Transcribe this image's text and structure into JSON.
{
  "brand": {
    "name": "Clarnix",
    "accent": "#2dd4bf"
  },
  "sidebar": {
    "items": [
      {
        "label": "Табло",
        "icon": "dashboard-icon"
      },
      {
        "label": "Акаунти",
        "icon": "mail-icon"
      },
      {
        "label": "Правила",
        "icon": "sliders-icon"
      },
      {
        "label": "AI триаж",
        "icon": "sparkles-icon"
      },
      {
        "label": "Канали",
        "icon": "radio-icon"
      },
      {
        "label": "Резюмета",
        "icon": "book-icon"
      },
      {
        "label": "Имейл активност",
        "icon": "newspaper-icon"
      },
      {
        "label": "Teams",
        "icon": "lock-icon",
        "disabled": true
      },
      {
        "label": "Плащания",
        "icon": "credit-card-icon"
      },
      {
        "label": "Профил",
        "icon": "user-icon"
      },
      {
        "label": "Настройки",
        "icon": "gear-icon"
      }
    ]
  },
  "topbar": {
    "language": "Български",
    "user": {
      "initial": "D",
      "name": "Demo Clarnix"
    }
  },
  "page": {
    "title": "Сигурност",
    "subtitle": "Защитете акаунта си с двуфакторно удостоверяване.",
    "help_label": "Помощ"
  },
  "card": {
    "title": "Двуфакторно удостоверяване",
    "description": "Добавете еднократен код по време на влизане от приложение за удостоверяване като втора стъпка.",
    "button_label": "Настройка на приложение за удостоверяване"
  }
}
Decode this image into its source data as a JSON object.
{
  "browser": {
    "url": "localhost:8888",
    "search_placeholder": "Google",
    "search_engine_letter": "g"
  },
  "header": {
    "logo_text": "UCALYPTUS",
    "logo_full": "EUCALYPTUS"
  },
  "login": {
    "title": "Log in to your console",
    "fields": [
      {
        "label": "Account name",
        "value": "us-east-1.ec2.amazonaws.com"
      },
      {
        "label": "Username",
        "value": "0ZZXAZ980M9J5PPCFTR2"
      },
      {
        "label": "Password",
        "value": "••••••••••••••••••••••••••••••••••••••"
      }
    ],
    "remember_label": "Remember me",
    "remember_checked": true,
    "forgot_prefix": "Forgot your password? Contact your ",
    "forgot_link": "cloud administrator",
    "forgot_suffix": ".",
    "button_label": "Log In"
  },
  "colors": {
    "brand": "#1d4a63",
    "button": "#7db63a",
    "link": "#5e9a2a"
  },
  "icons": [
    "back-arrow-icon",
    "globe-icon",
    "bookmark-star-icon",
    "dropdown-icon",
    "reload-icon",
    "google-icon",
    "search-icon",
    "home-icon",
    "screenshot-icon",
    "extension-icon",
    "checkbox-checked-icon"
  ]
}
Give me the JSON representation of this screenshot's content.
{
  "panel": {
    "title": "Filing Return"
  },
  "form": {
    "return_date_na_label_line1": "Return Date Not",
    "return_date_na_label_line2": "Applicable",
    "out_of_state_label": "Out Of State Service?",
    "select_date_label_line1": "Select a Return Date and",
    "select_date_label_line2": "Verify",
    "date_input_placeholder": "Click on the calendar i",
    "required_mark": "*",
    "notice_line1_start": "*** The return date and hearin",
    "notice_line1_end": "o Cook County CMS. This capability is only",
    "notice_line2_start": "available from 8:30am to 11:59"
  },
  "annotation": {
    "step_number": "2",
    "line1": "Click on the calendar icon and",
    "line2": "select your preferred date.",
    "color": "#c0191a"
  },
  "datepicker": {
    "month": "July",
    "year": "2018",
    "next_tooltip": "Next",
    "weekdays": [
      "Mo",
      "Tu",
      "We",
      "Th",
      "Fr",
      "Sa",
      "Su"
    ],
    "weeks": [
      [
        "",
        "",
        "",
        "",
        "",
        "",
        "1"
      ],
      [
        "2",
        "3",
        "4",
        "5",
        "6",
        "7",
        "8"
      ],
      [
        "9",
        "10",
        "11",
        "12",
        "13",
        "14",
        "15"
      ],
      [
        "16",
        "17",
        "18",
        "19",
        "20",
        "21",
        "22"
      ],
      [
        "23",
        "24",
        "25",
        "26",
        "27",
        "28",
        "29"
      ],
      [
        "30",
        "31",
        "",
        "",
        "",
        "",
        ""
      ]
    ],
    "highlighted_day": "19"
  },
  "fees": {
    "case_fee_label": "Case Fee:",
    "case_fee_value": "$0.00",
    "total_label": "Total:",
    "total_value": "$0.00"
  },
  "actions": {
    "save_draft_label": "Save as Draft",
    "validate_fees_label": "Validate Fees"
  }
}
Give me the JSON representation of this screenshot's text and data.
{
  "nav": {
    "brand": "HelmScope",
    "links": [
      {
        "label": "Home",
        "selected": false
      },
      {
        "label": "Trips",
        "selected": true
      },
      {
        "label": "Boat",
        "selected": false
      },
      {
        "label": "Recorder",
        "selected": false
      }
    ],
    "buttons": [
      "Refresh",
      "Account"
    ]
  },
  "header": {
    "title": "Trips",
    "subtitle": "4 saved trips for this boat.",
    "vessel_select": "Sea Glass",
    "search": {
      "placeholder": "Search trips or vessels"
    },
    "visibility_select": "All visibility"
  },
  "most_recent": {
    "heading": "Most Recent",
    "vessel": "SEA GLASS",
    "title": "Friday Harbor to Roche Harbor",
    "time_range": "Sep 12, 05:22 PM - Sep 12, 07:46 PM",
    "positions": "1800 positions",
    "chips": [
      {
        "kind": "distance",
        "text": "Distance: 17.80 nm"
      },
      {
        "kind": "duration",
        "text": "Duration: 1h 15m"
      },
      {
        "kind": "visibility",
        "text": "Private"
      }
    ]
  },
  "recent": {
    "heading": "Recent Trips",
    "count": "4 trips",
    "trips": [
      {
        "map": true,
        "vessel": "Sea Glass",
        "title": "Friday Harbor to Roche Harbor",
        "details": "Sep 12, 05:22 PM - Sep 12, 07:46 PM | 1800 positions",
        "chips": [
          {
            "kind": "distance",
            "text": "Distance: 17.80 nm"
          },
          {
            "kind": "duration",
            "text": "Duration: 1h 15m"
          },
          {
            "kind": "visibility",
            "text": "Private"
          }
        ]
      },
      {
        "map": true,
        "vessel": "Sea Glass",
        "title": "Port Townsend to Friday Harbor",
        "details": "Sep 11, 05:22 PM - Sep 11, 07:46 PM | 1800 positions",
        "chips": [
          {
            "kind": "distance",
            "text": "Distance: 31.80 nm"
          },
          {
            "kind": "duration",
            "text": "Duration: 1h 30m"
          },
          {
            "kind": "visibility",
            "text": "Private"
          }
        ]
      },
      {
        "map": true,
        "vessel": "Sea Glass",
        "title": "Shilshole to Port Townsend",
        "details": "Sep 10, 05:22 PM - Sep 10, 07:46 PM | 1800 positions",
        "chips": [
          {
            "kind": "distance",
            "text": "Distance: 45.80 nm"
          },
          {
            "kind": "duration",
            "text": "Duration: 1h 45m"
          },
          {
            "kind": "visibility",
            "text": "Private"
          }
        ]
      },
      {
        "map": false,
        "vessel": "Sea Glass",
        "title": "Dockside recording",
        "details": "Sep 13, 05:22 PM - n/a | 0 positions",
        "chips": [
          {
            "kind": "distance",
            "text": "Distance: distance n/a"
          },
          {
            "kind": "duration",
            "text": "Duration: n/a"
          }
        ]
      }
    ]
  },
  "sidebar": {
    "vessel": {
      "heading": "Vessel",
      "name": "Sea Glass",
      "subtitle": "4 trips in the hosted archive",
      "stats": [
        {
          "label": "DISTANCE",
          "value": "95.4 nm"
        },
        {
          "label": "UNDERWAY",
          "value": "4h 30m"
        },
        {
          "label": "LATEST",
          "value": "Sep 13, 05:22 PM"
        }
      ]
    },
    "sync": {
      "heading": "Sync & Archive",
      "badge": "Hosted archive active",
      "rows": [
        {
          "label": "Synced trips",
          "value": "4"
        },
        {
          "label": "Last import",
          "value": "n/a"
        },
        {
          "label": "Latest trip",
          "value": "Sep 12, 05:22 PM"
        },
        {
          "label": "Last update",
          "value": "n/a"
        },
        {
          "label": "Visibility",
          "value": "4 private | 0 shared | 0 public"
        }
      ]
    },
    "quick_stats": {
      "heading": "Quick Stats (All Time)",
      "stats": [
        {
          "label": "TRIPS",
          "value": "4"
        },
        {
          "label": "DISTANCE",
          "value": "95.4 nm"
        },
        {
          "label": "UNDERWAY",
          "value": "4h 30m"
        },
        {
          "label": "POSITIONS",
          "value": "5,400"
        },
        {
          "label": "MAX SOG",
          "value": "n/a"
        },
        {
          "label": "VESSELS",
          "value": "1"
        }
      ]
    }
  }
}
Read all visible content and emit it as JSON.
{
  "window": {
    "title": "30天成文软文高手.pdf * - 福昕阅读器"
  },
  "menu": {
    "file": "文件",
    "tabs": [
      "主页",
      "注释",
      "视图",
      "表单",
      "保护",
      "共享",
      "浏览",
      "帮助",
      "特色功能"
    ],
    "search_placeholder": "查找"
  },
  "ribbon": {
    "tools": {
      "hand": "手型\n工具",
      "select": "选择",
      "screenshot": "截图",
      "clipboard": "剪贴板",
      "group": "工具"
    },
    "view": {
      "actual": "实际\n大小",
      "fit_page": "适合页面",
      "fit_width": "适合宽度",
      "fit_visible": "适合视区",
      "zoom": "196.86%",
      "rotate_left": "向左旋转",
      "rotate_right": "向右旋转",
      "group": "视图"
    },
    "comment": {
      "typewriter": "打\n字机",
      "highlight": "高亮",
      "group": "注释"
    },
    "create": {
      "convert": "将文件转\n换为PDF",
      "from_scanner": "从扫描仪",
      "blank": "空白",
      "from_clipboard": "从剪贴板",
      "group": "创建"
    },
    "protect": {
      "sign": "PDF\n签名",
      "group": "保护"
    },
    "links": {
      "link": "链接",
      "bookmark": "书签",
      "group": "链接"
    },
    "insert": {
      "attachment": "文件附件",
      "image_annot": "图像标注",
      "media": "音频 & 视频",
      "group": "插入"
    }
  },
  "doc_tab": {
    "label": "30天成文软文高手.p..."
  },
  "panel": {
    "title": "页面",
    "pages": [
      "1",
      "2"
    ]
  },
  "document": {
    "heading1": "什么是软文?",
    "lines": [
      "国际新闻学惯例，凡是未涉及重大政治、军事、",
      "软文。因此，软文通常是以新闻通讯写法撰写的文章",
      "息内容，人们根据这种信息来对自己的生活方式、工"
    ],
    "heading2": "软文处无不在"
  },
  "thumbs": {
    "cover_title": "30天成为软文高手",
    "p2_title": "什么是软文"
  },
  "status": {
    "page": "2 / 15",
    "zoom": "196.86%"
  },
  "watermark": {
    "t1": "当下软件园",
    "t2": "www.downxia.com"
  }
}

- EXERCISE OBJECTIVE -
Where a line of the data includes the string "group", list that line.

- OUTPUT FOR THIS TASK -
      "group": "工具"
      "group": "视图"
      "group": "注释"
      "group": "创建"
      "group": "保护"
      "group": "链接"
      "group": "插入"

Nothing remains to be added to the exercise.